There is one more portable power tool that I'll be adding soon, and that is the Batteriser which reportedly extends batteries up to 8x longer.
Click Here to read the Yahoo article and watch the video.
The article I was reading stated that it did sound too good to be true, but this new $2.50 gadget promises to bring your AA and C batteries back from the dead.
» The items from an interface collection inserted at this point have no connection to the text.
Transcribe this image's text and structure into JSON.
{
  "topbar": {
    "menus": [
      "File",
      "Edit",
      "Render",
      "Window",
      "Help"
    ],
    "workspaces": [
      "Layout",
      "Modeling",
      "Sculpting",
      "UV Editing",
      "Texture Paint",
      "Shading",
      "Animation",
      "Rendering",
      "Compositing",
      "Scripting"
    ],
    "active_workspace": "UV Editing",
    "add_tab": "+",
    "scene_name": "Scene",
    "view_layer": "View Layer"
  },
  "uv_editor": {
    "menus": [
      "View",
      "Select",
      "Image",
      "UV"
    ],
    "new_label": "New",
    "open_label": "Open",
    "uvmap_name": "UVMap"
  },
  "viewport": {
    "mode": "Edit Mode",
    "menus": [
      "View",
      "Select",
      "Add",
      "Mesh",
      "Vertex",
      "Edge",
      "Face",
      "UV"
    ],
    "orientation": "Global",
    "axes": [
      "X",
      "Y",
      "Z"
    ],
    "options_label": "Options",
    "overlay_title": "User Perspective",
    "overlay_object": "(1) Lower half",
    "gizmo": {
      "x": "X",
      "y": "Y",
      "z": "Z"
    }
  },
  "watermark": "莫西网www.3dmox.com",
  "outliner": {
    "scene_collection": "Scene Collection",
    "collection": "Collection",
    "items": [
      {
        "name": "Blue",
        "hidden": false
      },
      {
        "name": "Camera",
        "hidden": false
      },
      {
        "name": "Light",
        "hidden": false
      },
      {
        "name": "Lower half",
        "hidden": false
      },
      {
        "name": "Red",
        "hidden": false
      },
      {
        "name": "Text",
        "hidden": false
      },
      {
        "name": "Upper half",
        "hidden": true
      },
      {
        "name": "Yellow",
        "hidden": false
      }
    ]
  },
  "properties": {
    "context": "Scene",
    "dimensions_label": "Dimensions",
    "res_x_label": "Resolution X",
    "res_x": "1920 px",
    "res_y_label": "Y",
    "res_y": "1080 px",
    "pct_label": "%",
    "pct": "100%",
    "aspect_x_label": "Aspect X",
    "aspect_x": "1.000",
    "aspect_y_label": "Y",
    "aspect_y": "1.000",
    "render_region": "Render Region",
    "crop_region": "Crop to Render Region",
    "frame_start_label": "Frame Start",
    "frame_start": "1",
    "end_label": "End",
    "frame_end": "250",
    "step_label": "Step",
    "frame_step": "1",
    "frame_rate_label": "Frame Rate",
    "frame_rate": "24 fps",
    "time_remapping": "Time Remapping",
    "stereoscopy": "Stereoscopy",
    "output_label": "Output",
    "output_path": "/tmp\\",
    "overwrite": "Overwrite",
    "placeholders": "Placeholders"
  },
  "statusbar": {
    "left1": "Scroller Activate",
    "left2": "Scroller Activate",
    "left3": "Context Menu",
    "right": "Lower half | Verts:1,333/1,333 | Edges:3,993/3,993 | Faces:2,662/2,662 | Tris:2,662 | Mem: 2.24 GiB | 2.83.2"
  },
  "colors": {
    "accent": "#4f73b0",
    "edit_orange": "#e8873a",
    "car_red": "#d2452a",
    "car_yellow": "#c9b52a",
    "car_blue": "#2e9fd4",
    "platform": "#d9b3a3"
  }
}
The article continues,...."You might be skeptical, but the Silicon Valley startup says it’s simply been able to take advantage of a well-known downside of standard batteries. The tiny device works by tapping into the unused energy in a regular Duracell or Eveready. A normal AA or C cell is designed to deliver a steady 1.5 volts, but as the power is depleted the voltage will drop. Once it slips too low, your TV remotes and toys and other devices will stop working. The Batteriser has boost circuitry that will boost the voltage from 0.6 volts to 1.5 volts and will maintain voltage at 1.5—which is a brand new battery.”
Apparently the physics department of San Jose State University also reviewed the Batteriser. “We tested the Batteriser sleeve in our lab and we confirmed that the Batteriser taps into 80 percent of energy that is usually thrown away,” said the university’s Dr. Kiumars Parvin in a statement given to PC World.
So what plans have you made for battery power after the collapse. Remember that in the beginnings or a collapse, much like a natural disaster,. food, bottled water and batteries are the first things that fly off the shelves. Besides who wants to put money into storing one use batteries?